_Instructions to follow_
The records that follow are to be given again exactly.

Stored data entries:
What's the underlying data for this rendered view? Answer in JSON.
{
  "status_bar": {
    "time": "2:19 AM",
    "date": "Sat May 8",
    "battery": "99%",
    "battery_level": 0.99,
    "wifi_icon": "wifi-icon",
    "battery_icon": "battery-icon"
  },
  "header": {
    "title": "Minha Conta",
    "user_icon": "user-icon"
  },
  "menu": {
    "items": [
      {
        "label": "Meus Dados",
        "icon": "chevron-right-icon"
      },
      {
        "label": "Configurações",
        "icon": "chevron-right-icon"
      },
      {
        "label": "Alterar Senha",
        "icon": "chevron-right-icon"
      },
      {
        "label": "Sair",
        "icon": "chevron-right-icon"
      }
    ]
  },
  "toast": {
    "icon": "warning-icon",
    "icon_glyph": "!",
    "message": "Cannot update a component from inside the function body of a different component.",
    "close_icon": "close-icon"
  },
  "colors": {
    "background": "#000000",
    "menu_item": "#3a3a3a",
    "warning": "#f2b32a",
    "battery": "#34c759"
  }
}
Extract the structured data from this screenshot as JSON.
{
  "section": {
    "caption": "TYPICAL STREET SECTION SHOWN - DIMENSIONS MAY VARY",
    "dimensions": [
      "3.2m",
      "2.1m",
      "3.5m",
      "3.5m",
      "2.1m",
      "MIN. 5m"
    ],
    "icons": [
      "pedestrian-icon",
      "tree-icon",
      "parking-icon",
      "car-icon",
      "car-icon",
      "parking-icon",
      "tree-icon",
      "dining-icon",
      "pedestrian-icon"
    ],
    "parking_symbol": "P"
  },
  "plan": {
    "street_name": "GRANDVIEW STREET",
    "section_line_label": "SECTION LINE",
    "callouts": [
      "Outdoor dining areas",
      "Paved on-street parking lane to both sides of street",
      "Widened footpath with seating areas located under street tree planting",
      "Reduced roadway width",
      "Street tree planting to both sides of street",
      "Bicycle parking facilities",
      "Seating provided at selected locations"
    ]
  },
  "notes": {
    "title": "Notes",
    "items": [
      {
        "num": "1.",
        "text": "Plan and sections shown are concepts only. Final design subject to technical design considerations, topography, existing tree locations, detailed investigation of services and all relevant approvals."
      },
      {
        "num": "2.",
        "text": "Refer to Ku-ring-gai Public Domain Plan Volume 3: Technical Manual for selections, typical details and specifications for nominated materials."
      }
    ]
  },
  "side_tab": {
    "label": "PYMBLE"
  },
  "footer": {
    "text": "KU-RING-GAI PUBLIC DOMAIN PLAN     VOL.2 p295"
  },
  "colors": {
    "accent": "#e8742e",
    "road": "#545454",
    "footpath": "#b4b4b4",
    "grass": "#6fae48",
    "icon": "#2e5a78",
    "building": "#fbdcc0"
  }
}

_Reply_
What's the underlying data for this rendered view? Answer in JSON.
{
  "status_bar": {
    "time": "2:19 AM",
    "date": "Sat May 8",
    "battery": "99%",
    "battery_level": 0.99,
    "wifi_icon": "wifi-icon",
    "battery_icon": "battery-icon"
  },
  "header": {
    "title": "Minha Conta",
    "user_icon": "user-icon"
  },
  "menu": {
    "items": [
      {
        "label": "Meus Dados",
        "icon": "chevron-right-icon"
      },
      {
        "label": "Configurações",
        "icon": "chevron-right-icon"
      },
      {
        "label": "Alterar Senha",
        "icon": "chevron-right-icon"
      },
      {
        "label": "Sair",
        "icon": "chevron-right-icon"
      }
    ]
  },
  "toast": {
    "icon": "warning-icon",
    "icon_glyph": "!",
    "message": "Cannot update a component from inside the function body of a different component.",
    "close_icon": "close-icon"
  },
  "colors": {
    "background": "#000000",
    "menu_item": "#3a3a3a",
    "warning": "#f2b32a",
    "battery": "#34c759"
  }
}
Extract the structured data from this screenshot as JSON.
{
  "section": {
    "caption": "TYPICAL STREET SECTION SHOWN - DIMENSIONS MAY VARY",
    "dimensions": [
      "3.2m",
      "2.1m",
      "3.5m",
      "3.5m",
      "2.1m",
      "MIN. 5m"
    ],
    "icons": [
      "pedestrian-icon",
      "tree-icon",
      "parking-icon",
      "car-icon",
      "car-icon",
      "parking-icon",
      "tree-icon",
      "dining-icon",
      "pedestrian-icon"
    ],
    "parking_symbol": "P"
  },
  "plan": {
    "street_name": "GRANDVIEW STREET",
    "section_line_label": "SECTION LINE",
    "callouts": [
      "Outdoor dining areas",
      "Paved on-street parking lane to both sides of street",
      "Widened footpath with seating areas located under street tree planting",
      "Reduced roadway width",
      "Street tree planting to both sides of street",
      "Bicycle parking facilities",
      "Seating provided at selected locations"
    ]
  },
  "notes": {
    "title": "Notes",
    "items": [
      {
        "num": "1.",
        "text": "Plan and sections shown are concepts only. Final design subject to technical design considerations, topography, existing tree locations, detailed investigation of services and all relevant approvals."
      },
      {
        "num": "2.",
        "text": "Refer to Ku-ring-gai Public Domain Plan Volume 3: Technical Manual for selections, typical details and specifications for nominated materials."
      }
    ]
  },
  "side_tab": {
    "label": "PYMBLE"
  },
  "footer": {
    "text": "KU-RING-GAI PUBLIC DOMAIN PLAN     VOL.2 p295"
  },
  "colors": {
    "accent": "#e8742e",
    "road": "#545454",
    "footpath": "#b4b4b4",
    "grass": "#6fae48",
    "icon": "#2e5a78",
    "building": "#fbdcc0"
  }
}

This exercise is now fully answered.